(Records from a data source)
********

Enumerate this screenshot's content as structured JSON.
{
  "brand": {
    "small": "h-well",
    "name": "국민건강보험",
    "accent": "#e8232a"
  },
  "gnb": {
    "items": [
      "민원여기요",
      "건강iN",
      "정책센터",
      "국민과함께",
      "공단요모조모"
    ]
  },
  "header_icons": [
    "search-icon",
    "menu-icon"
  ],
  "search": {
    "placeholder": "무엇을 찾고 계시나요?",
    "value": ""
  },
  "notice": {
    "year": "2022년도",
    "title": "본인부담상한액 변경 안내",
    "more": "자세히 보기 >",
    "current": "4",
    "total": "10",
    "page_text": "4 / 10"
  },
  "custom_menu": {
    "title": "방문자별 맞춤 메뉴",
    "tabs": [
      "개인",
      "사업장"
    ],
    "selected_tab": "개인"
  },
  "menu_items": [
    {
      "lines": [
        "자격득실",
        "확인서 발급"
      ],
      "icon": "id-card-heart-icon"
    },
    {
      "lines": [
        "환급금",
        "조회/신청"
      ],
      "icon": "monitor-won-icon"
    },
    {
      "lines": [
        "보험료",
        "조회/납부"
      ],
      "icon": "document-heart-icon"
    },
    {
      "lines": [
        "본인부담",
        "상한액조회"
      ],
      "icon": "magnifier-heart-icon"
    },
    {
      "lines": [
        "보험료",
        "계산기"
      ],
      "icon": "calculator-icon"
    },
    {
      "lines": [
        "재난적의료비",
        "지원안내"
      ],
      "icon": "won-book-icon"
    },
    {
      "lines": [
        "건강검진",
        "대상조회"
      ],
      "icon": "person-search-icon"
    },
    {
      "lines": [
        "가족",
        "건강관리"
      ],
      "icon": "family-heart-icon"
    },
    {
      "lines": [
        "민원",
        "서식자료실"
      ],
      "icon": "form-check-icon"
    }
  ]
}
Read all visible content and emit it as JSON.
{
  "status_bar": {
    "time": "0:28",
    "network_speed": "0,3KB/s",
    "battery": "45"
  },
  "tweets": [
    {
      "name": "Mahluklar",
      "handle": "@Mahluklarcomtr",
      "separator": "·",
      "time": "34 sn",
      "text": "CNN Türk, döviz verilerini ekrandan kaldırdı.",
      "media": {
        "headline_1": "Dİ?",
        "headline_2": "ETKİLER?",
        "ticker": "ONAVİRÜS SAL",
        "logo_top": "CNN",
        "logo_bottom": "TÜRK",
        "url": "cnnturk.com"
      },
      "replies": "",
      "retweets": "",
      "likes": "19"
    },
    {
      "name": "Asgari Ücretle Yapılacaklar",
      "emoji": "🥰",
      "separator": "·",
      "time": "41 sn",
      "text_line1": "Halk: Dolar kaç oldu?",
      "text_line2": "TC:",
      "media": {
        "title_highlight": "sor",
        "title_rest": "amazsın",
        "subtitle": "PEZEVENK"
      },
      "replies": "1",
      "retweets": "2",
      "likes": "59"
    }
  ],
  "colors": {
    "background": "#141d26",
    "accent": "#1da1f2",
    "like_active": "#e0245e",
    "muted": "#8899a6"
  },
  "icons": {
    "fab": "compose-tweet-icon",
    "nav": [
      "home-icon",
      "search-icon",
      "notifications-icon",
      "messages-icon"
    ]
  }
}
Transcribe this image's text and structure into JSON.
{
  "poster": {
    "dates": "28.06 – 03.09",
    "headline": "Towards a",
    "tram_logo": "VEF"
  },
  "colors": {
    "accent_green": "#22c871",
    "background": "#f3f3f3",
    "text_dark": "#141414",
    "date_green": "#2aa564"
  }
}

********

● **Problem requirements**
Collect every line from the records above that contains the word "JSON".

● **Output**
Enumerate this screenshot's content as structured JSON.
Read all visible content and emit it as JSON.
Transcribe this image's text and structure into JSON.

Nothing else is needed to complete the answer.